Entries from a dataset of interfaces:
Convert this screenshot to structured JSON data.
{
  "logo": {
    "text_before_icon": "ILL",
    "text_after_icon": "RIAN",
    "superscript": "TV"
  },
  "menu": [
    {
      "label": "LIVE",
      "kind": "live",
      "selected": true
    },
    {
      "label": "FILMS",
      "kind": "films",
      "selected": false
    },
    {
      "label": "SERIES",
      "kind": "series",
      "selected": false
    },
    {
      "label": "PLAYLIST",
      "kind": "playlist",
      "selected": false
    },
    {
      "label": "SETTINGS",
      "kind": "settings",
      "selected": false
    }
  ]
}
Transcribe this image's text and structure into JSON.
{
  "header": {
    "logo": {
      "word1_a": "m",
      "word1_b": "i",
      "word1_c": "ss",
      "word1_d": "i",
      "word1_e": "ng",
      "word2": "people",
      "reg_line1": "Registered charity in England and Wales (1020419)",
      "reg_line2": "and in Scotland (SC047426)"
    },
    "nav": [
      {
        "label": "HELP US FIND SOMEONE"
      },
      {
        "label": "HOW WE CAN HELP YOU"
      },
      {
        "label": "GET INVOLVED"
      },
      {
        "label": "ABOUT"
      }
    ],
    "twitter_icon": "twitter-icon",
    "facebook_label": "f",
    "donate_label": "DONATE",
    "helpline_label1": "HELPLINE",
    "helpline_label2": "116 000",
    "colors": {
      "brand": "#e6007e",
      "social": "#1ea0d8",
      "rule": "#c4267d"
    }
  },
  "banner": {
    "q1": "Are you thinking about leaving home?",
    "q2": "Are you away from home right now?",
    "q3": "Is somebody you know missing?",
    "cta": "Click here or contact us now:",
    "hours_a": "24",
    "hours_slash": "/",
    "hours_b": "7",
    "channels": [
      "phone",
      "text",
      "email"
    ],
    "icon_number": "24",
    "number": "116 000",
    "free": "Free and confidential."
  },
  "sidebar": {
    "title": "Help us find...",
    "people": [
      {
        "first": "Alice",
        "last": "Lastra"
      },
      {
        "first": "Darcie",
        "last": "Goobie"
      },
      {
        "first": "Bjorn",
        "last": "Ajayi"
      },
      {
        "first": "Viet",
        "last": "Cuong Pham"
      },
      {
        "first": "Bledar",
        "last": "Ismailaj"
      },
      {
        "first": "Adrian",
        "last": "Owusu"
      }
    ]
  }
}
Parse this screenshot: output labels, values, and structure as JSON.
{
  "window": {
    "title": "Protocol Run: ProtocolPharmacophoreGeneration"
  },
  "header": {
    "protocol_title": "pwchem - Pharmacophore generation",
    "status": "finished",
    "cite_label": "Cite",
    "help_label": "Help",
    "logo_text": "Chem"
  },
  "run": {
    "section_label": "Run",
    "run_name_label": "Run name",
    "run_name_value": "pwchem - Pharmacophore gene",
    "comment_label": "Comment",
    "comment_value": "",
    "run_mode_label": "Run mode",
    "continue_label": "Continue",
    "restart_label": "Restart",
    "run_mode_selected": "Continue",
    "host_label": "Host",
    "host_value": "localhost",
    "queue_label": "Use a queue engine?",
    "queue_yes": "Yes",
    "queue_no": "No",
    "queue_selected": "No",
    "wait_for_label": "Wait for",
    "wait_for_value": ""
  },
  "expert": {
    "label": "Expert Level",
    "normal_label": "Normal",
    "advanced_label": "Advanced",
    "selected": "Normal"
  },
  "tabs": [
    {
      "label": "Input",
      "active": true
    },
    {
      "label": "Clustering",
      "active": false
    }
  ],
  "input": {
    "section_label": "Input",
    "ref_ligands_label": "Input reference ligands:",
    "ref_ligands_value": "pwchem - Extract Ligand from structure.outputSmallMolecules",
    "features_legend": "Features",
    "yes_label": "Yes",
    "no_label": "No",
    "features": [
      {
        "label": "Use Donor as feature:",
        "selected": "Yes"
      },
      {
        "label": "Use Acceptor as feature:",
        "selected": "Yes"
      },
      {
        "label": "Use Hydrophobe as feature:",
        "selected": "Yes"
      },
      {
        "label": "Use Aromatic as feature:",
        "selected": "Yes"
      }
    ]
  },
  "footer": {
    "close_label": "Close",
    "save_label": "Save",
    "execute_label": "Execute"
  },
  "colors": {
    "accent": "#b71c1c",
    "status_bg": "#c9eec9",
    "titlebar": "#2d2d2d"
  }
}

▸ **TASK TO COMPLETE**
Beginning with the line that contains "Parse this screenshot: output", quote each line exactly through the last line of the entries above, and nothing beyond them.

▸ **RESPONSE TO THIS EXERCISE**
Parse this screenshot: output labels, values, and structure as JSON.
{
  "window": {
    "title": "Protocol Run: ProtocolPharmacophoreGeneration"
  },
  "header": {
    "protocol_title": "pwchem - Pharmacophore generation",
    "status": "finished",
    "cite_label": "Cite",
    "help_label": "Help",
    "logo_text": "Chem"
  },
  "run": {
    "section_label": "Run",
    "run_name_label": "Run name",
    "run_name_value": "pwchem - Pharmacophore gene",
    "comment_label": "Comment",
    "comment_value": "",
    "run_mode_label": "Run mode",
    "continue_label": "Continue",
    "restart_label": "Restart",
    "run_mode_selected": "Continue",
    "host_label": "Host",
    "host_value": "localhost",
    "queue_label": "Use a queue engine?",
    "queue_yes": "Yes",
    "queue_no": "No",
    "queue_selected": "No",
    "wait_for_label": "Wait for",
    "wait_for_value": ""
  },
  "expert": {
    "label": "Expert Level",
    "normal_label": "Normal",
    "advanced_label": "Advanced",
    "selected": "Normal"
  },
  "tabs": [
    {
      "label": "Input",
      "active": true
    },
    {
      "label": "Clustering",
      "active": false
    }
  ],
  "input": {
    "section_label": "Input",
    "ref_ligands_label": "Input reference ligands:",
    "ref_ligands_value": "pwchem - Extract Ligand from structure.outputSmallMolecules",
    "features_legend": "Features",
    "yes_label": "Yes",
    "no_label": "No",
    "features": [
      {
        "label": "Use Donor as feature:",
        "selected": "Yes"
      },
      {
        "label": "Use Acceptor as feature:",
        "selected": "Yes"
      },
      {
        "label": "Use Hydrophobe as feature:",
        "selected": "Yes"
      },
      {
        "label": "Use Aromatic as feature:",
        "selected": "Yes"
      }
    ]
  },
  "footer": {
    "close_label": "Close",
    "save_label": "Save",
    "execute_label": "Execute"
  },
  "colors": {
    "accent": "#b71c1c",
    "status_bg": "#c9eec9",
    "titlebar": "#2d2d2d"
  }
}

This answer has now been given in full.